Measles-Mumps-Rubella Shots Under Fire at Autism Hearing
Susanne Stoiber, the IOM's executive officer, said the reviewers only offered suggestions. They didn't change the report's basic conclusion. "To the best of our knowledge, aside from the fact that [the reviewers] may own mutual funds that hold pharmaceutical stocks, there is no reason to believe that there are any financial ties," she said.
Nonetheless, Burton insisted on seeing the financial records of the vaccine committee members, as well as the reviewers. He vowed to use his subpoena power if necessary.
Andrew Wakefield, MD, also testified at the hearing. The English scientist has his own theory about the relationship between the shot and autism. His studies of a small number of children suggest that a double-dose of the vaccine could lead to a low-level measles infection. He believes the measles virus could cause a leak from the bowel into the general system and ultimately the brain, causing a toxic reaction, in susceptible children, that could lead to autism.

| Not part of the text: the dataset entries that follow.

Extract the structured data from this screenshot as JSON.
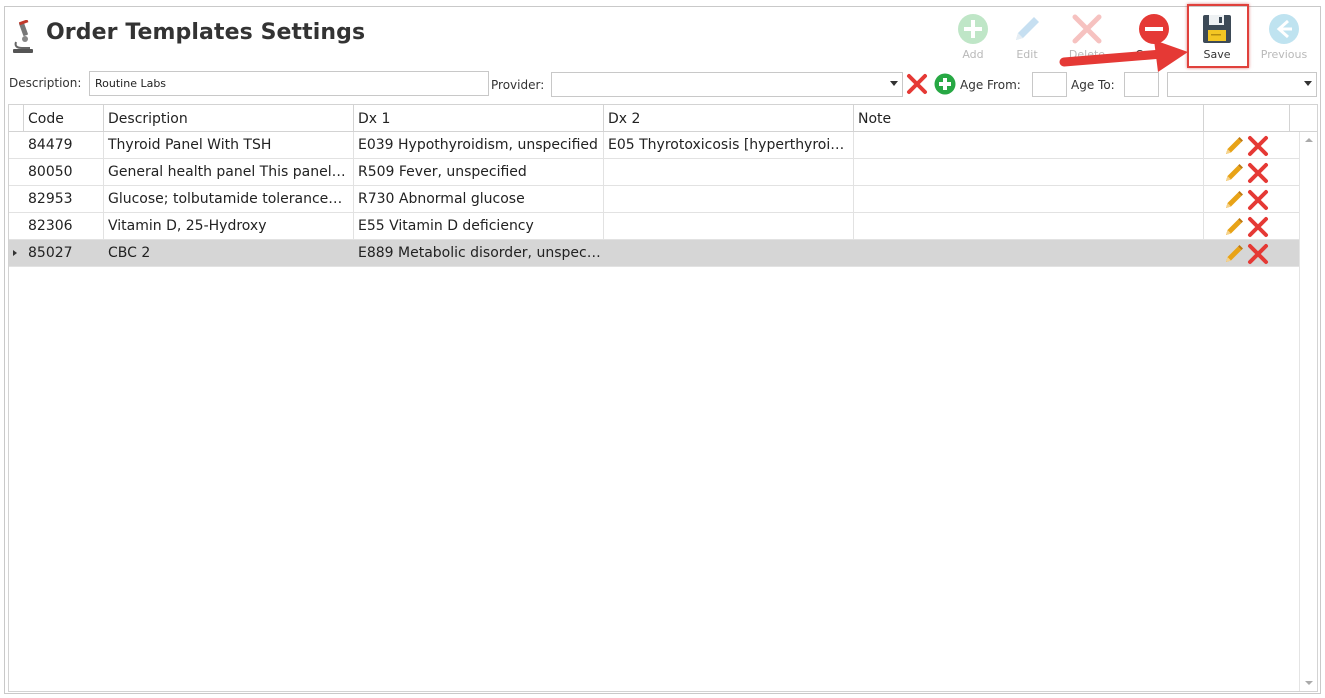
{
  "header": {
    "title": "Order Templates Settings"
  },
  "toolbar": {
    "add_label": "Add",
    "edit_label": "Edit",
    "delete_label": "Delete",
    "cancel_label": "Cancel",
    "save_label": "Save",
    "previous_label": "Previous"
  },
  "filters": {
    "description_label": "Description:",
    "description_value": "Routine Labs",
    "provider_label": "Provider:",
    "provider_value": "",
    "age_from_label": "Age From:",
    "age_from_value": "",
    "age_to_label": "Age To:",
    "age_to_value": "",
    "age_unit_value": ""
  },
  "grid": {
    "columns": [
      "Code",
      "Description",
      "Dx 1",
      "Dx 2",
      "Note"
    ],
    "rows": [
      {
        "code": "84479",
        "description": "Thyroid Panel With TSH",
        "dx1": "E039 Hypothyroidism, unspecified",
        "dx2": "E05 Thyrotoxicosis [hyperthyroi…",
        "note": ""
      },
      {
        "code": "80050",
        "description": "General health panel This panel…",
        "dx1": "R509 Fever, unspecified",
        "dx2": "",
        "note": ""
      },
      {
        "code": "82953",
        "description": "Glucose; tolbutamide tolerance…",
        "dx1": "R730 Abnormal glucose",
        "dx2": "",
        "note": ""
      },
      {
        "code": "82306",
        "description": "Vitamin D, 25-Hydroxy",
        "dx1": "E55 Vitamin D deficiency",
        "dx2": "",
        "note": ""
      },
      {
        "code": "85027",
        "description": "CBC 2",
        "dx1": "E889 Metabolic disorder, unspec…",
        "dx2": "",
        "note": ""
      }
    ],
    "selected_row": 4
  },
  "colors": {
    "highlight": "#e0413c",
    "selected_row": "#d6d6d6",
    "edit_icon": "#e8a317",
    "delete_icon": "#e53935",
    "add_icon": "#27a844"
  }
}
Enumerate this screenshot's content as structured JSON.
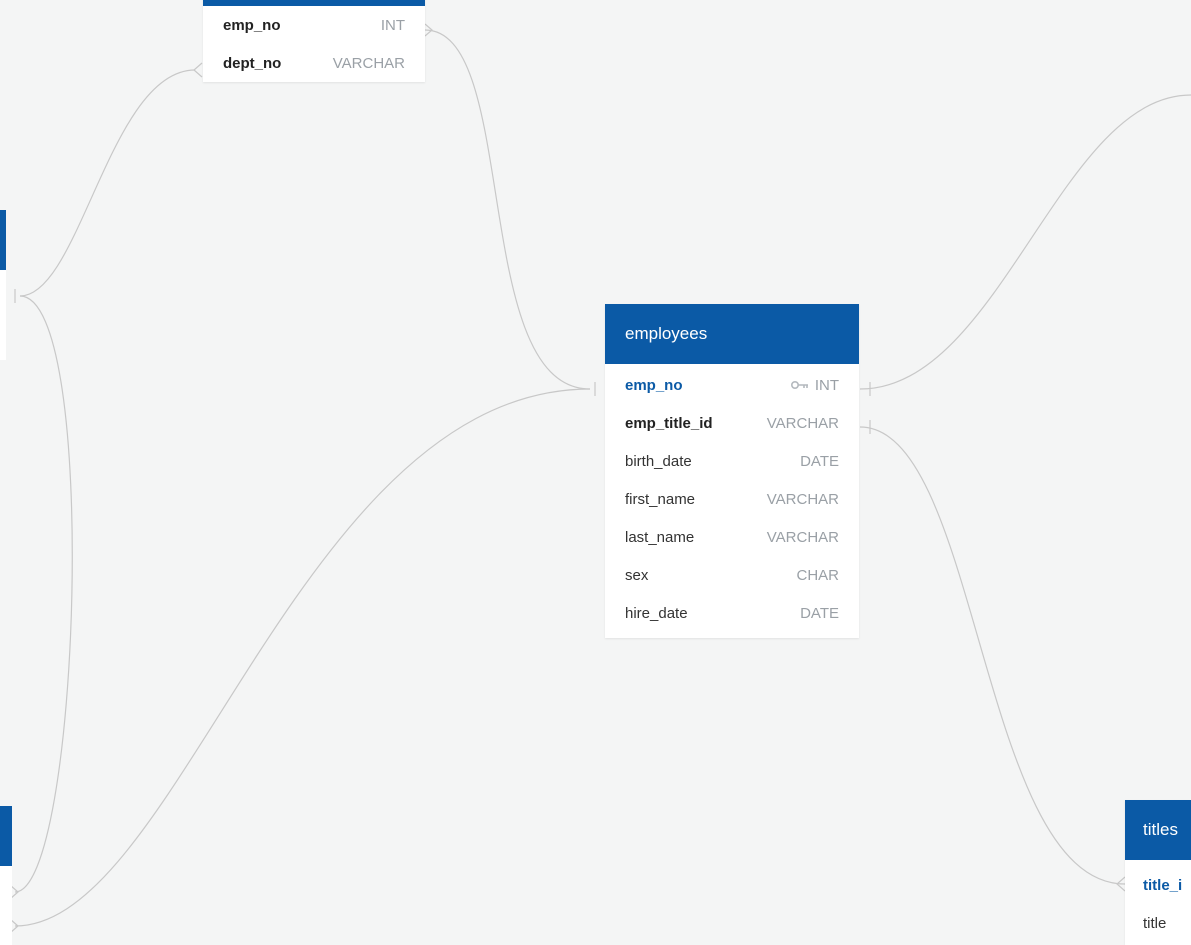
{
  "colors": {
    "header": "#0b5aa6",
    "line": "#c8c8c8",
    "canvas": "#f4f5f5"
  },
  "dept_emp": {
    "rows": [
      {
        "name": "emp_no",
        "type": "INT"
      },
      {
        "name": "dept_no",
        "type": "VARCHAR"
      }
    ]
  },
  "employees": {
    "title": "employees",
    "rows": [
      {
        "name": "emp_no",
        "type": "INT",
        "icon": "key-icon"
      },
      {
        "name": "emp_title_id",
        "type": "VARCHAR"
      },
      {
        "name": "birth_date",
        "type": "DATE"
      },
      {
        "name": "first_name",
        "type": "VARCHAR"
      },
      {
        "name": "last_name",
        "type": "VARCHAR"
      },
      {
        "name": "sex",
        "type": "CHAR"
      },
      {
        "name": "hire_date",
        "type": "DATE"
      }
    ]
  },
  "titles": {
    "title": "titles",
    "rows": [
      {
        "name": "title_i"
      },
      {
        "name": "title"
      }
    ]
  }
}
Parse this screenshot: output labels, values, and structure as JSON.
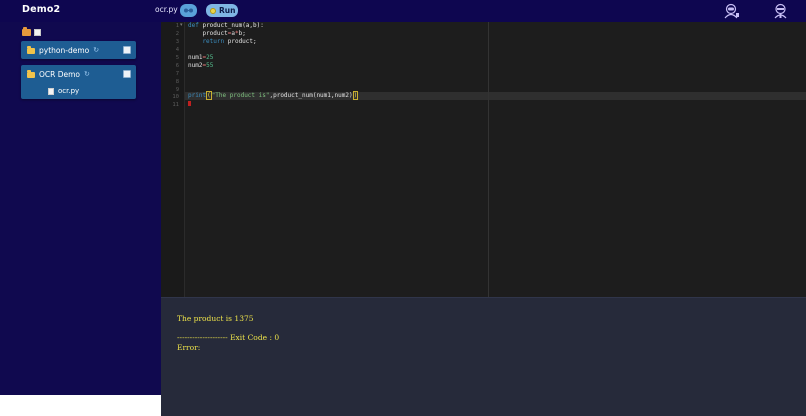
{
  "header": {
    "app_title": "Demo2",
    "filename": "ocr.py",
    "run_label": "Run",
    "icons": [
      "share-icon",
      "run-icon",
      "user-astronaut-icon",
      "user-ninja-icon"
    ]
  },
  "sidebar": {
    "tools": [
      "new-folder-icon",
      "new-file-icon"
    ],
    "projects": [
      {
        "label": "python-demo",
        "files": []
      },
      {
        "label": "OCR Demo",
        "files": [
          {
            "label": "ocr.py"
          }
        ]
      }
    ]
  },
  "editor": {
    "line_numbers": [
      "1",
      "2",
      "3",
      "4",
      "5",
      "6",
      "7",
      "8",
      "9",
      "10",
      "11"
    ],
    "code": {
      "l1_kw": "def",
      "l1_rest": " product_num(a,b):",
      "l2_a": "    product",
      "l2_op": "=",
      "l2_b": "a",
      "l2_op2": "*",
      "l2_c": "b;",
      "l3_kw": "    return",
      "l3_rest": " product;",
      "l5_a": "num1",
      "l5_op": "=",
      "l5_num": "25",
      "l6_a": "num2",
      "l6_op": "=",
      "l6_num": "55",
      "l10_kw": "print",
      "l10_open": "(",
      "l10_str": "\"The product is\"",
      "l10_mid": ",product_num(num1,num2)",
      "l10_close": ")"
    }
  },
  "output": {
    "result": "The product is 1375",
    "exit": "-------------------- Exit Code : 0",
    "error": "Error:"
  },
  "colors": {
    "header_bg": "#0e0650",
    "sidebar_bg": "#10094f",
    "project_bg": "#1e5d93",
    "editor_bg": "#1d1d1d",
    "output_bg": "#262a3a",
    "output_text": "#ece24a"
  }
}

Wakefield says the IOM panel requested information on his observations in a closed session, but it didn't wind up in the final report. At the time, his latest studies were still being reviewed for scientific publication, so he couldn't present them in public. When asked at the hearing if the MMR vaccine is as safe as it can get, he responded, "No, absolutely, not."
But Wakefield was contradicted by another English scientist, Elizabeth Miller, MD, head of that country's Public Health Laboratory Service. Her studies show there has not been an increase of such problems in the U.K. since the vaccine was introduced there.
"I don't think it would be profitable to hijack the research agenda to concentrate on answering [Wakefield's] question, which is derived basically from speculation ... and ... unpublished evidence," she says.
Burton raised additional concerns that some of the information clearing the vaccine in the IOM report came from Merck, the product's manufacturer.
During the hearing, several physicians whose children have autism told the committee about their ordeal. One of them is Sharon Humiston, MD. A former immunization scientist for the U.S. government, she says she doesn't believe that the MMR vaccine was responsible for her son Quinn's disease. But she's desperately looking for answers, particularly to one heartbreaking question.